But let me get back to the idea of the gift. Peace, although an action we can perform, must initially come as a gift. Adventure, the taste of it, requires first that it be given: a gift. Truth, beauty, it all begins as a gift. We dont make it happen; it is already there in the process of happening. Our task is to be a part of it, to be in harmony with it. So it requires more than a guide, or rules, but a new way of being, or becoming. It means we do not negate that which is luring us towards a better way. It means allowing a certain posture that allows us to see images, things, in a different perspective, beyond the facticity, to understanding from ones context, in following the aim of the divine, through the renewal of the self in Christ, who provides creative novelty. It is a gift. It is grace. Let it be. Peace. Adventure. Truth. Beauty.

I’ve been thinking about Augustine’s concept of the trinity, and trying to articulate in my head, and then explain it in a way that makes some sense.

  • The Divine Nature is prior to the Persons/alities
  • God is not God the Father, but the Trinity.
  • The external operation of God (economic), is due to the whole trinity, and not solely of one person of the Godhead
  • The son is begotten from God as an immanent act of the intellect (from immanent to economic)

For eastern theology[^1], God was to be known through the persons of the trinity, the begotten son who points to God the Father, and the Spirit, which proceeds from the Father, as something that has always been, and points back to both the begotten Son and the Father. Jesus speaks that he will ask the Father, and the Father will send an Advocate. It is in this threeness that one understands, through perichoresis, the intertwining of the distinctive persons in the Godhead, that we see in their essential nature one substance, one essence that makes them who they are. They are one and three, with the distinctive persons showing and representing the one God.

But for Augustine it is different. God doesn’t begin with God the Father, with the begotten Son afterwards, and then The Spirit proceeding from God the Father. Rather God is Trinity, God is fathersonspirit. There is no distinction in God’s essential nature, in God’s self. It is in the economic space, the realm in which we exist and are in need of redemption that God as describe as the Father, Son and Spirit are emphasized. The Son reveals the Father, and in his ministry, his act, he shows God, and that he is God. In his act he reveals and gives the Spirit. In this way, both in God’s essential and economic nature, in which I mean God’s way of communicating, and being, is both a distinction of three as well as a unitary act. And this unitary act is the act of Love. Augustine uses this as the central aspect of God. God is love. God acts in love. Thus when we reflect on the Cross, we see Jesus; but we do not only see Jesus on the cross, we see and feel and hear “Look at the love of the father!,” not in the horrific act of death on the cross, but the symbol of sacrifice to redeem what has been lost, humanity, free will, true love, true relationship. So for Augustine, God is in reality the Trinity, but acts in unity, unity of cause, unity of will, unity of purpose.
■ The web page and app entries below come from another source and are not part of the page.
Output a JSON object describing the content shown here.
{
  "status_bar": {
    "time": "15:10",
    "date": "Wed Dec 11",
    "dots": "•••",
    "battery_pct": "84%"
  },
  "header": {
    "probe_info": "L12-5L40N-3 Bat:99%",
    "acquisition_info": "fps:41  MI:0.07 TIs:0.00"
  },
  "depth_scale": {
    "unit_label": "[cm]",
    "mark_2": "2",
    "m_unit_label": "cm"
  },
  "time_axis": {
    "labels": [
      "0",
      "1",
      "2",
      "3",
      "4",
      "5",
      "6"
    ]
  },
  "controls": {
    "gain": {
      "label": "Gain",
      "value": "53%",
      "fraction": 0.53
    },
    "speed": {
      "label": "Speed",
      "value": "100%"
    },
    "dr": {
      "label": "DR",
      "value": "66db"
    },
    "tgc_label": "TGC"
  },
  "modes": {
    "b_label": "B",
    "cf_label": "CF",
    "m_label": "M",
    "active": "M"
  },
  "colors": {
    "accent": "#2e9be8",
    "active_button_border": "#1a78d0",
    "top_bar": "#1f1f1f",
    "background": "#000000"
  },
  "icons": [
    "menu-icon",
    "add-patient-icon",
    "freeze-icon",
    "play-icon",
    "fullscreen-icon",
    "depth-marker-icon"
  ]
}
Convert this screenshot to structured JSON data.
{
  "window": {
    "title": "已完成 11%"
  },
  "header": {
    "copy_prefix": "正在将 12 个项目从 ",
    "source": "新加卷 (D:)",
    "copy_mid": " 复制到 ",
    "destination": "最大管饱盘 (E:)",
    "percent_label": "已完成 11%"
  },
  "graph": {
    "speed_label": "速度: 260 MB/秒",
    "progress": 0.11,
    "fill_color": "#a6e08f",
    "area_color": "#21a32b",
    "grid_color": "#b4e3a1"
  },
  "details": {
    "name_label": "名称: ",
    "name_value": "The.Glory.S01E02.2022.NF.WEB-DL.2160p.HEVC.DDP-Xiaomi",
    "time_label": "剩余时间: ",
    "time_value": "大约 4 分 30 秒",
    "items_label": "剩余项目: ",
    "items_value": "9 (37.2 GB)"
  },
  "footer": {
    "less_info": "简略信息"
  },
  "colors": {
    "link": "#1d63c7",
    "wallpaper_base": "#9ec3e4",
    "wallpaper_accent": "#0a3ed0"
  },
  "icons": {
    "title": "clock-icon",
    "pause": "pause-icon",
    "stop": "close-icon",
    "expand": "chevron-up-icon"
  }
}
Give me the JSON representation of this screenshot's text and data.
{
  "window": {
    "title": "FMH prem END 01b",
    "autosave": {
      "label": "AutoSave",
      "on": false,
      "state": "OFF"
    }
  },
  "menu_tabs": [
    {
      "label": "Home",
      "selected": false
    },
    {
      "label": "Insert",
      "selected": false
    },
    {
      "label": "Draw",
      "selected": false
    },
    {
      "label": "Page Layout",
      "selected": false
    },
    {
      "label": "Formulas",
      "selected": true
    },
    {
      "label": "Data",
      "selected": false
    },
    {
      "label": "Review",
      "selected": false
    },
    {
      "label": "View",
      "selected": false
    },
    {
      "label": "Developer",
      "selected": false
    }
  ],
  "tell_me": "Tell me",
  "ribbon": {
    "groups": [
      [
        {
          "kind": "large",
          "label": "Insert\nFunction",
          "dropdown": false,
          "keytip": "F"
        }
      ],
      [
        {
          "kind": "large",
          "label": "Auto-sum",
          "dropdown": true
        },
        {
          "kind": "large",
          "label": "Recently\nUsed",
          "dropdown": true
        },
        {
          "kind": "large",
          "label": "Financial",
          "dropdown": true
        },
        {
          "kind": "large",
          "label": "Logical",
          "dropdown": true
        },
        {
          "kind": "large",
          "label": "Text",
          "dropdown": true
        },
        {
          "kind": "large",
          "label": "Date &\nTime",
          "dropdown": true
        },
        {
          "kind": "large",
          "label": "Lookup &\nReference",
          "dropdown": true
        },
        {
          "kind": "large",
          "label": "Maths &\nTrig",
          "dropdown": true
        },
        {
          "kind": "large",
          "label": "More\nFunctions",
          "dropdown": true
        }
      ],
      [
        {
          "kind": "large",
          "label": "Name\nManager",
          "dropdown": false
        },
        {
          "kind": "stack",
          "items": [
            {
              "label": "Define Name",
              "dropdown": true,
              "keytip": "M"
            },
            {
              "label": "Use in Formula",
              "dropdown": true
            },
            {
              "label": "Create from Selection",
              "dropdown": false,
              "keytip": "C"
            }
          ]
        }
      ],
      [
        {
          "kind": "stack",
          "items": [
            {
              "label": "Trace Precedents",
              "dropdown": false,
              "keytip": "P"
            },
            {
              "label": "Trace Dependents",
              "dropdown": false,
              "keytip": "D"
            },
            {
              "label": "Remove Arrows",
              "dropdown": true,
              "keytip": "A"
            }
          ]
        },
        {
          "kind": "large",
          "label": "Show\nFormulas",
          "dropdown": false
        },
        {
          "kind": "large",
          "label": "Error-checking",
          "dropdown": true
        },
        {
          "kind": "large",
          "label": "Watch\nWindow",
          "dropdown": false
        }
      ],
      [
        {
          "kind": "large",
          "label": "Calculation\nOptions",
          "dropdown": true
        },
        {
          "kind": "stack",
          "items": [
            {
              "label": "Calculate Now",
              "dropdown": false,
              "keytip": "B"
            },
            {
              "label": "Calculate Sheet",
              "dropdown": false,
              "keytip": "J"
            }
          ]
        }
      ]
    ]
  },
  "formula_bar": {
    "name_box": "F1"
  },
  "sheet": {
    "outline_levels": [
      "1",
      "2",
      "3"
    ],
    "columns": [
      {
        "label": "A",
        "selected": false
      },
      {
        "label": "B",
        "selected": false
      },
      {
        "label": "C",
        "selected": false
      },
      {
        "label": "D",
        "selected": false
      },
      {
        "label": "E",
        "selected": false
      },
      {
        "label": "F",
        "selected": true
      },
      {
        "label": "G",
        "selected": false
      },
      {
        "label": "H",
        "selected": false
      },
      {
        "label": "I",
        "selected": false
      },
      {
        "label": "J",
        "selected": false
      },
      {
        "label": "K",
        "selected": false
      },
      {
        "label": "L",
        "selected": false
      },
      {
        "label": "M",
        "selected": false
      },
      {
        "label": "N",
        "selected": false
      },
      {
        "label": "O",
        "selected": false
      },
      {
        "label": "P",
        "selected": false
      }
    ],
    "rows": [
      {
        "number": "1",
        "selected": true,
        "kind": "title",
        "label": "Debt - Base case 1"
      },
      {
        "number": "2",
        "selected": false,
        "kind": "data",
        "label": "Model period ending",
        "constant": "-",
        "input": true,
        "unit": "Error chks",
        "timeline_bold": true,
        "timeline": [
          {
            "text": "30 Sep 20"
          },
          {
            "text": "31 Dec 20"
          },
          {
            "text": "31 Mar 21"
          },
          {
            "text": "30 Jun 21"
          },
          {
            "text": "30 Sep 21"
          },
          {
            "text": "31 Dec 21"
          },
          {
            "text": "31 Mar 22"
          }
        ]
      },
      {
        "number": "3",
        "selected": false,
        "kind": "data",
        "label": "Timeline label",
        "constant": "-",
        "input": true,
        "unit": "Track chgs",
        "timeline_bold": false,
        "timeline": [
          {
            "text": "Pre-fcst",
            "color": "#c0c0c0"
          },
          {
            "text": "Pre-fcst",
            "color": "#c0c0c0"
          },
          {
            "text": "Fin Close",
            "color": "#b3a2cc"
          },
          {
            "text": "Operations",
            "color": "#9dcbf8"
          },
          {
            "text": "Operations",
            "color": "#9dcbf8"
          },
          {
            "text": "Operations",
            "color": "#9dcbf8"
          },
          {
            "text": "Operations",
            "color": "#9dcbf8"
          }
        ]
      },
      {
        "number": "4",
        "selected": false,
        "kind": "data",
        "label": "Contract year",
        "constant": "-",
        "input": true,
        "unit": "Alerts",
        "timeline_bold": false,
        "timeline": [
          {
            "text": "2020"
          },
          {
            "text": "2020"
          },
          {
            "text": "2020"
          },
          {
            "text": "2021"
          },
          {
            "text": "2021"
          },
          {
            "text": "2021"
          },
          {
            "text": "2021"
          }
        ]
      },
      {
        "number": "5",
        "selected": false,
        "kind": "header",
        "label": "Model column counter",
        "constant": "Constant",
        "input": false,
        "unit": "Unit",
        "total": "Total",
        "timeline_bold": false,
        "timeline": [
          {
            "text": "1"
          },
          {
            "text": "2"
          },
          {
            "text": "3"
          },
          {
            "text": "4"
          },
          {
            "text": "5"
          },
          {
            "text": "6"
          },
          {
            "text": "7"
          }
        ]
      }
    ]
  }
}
[^1]: Eastern theology from the Cappadocian fathers. Please understand this is a rudimentary understanding, brief, just to bring across the aspect of threeness and oneness. Of course a more thorough discussion is necessary.